* Your objective
Set down the data below exactly; pictures stay out.

BEGIN

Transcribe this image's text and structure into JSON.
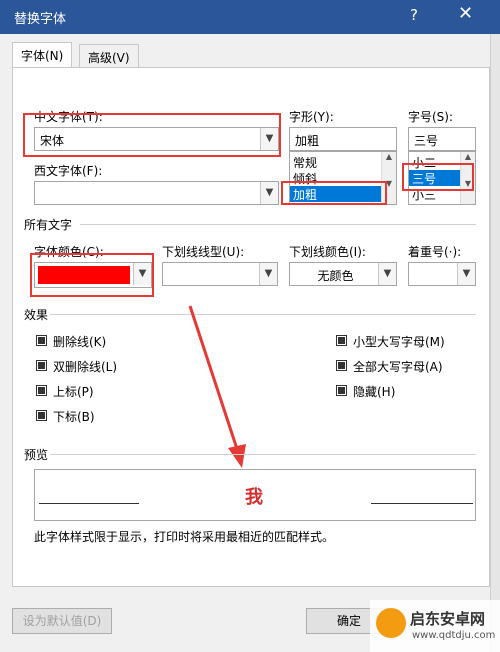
{
  "window": {
    "title": "替换字体",
    "help": "?",
    "close": "✕"
  },
  "tabs": [
    {
      "label": "字体(N)"
    },
    {
      "label": "高级(V)"
    }
  ],
  "font": {
    "chinese_label": "中文字体(T):",
    "chinese_value": "宋体",
    "western_label": "西文字体(F):",
    "western_value": "",
    "style_label": "字形(Y):",
    "style_value": "加粗",
    "style_options": [
      "常规",
      "倾斜",
      "加粗"
    ],
    "size_label": "字号(S):",
    "size_value": "三号",
    "size_options": [
      "小二",
      "三号",
      "小三"
    ]
  },
  "all_text": {
    "section": "所有文字",
    "color_label": "字体颜色(C):",
    "color_value": "#ff0000",
    "underline_label": "下划线线型(U):",
    "underline_value": "",
    "underline_color_label": "下划线颜色(I):",
    "underline_color_value": "无颜色",
    "emphasis_label": "着重号(·):",
    "emphasis_value": ""
  },
  "effects": {
    "section": "效果",
    "left": [
      "删除线(K)",
      "双删除线(L)",
      "上标(P)",
      "下标(B)"
    ],
    "right": [
      "小型大写字母(M)",
      "全部大写字母(A)",
      "隐藏(H)"
    ]
  },
  "preview": {
    "section": "预览",
    "sample": "我",
    "sample_color": "#d32f2f",
    "note": "此字体样式限于显示，打印时将采用最相近的匹配样式。"
  },
  "buttons": {
    "default": "设为默认值(D)",
    "ok": "确定"
  },
  "icons": {
    "dropdown": "chevron-down-icon"
  },
  "watermark": {
    "text": "启东安卓网",
    "url": "www.qdtdju.com"
  },
  "accent_color": "#2b579a",
  "highlight_color": "#e53935"
}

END

* Output below
Transcribe this image's text and structure into JSON.
{
  "window": {
    "title": "替换字体",
    "help": "?",
    "close": "✕"
  },
  "tabs": [
    {
      "label": "字体(N)"
    },
    {
      "label": "高级(V)"
    }
  ],
  "font": {
    "chinese_label": "中文字体(T):",
    "chinese_value": "宋体",
    "western_label": "西文字体(F):",
    "western_value": "",
    "style_label": "字形(Y):",
    "style_value": "加粗",
    "style_options": [
      "常规",
      "倾斜",
      "加粗"
    ],
    "size_label": "字号(S):",
    "size_value": "三号",
    "size_options": [
      "小二",
      "三号",
      "小三"
    ]
  },
  "all_text": {
    "section": "所有文字",
    "color_label": "字体颜色(C):",
    "color_value": "#ff0000",
    "underline_label": "下划线线型(U):",
    "underline_value": "",
    "underline_color_label": "下划线颜色(I):",
    "underline_color_value": "无颜色",
    "emphasis_label": "着重号(·):",
    "emphasis_value": ""
  },
  "effects": {
    "section": "效果",
    "left": [
      "删除线(K)",
      "双删除线(L)",
      "上标(P)",
      "下标(B)"
    ],
    "right": [
      "小型大写字母(M)",
      "全部大写字母(A)",
      "隐藏(H)"
    ]
  },
  "preview": {
    "section": "预览",
    "sample": "我",
    "sample_color": "#d32f2f",
    "note": "此字体样式限于显示，打印时将采用最相近的匹配样式。"
  },
  "buttons": {
    "default": "设为默认值(D)",
    "ok": "确定"
  },
  "icons": {
    "dropdown": "chevron-down-icon"
  },
  "watermark": {
    "text": "启东安卓网",
    "url": "www.qdtdju.com"
  },
  "accent_color": "#2b579a",
  "highlight_color": "#e53935"
}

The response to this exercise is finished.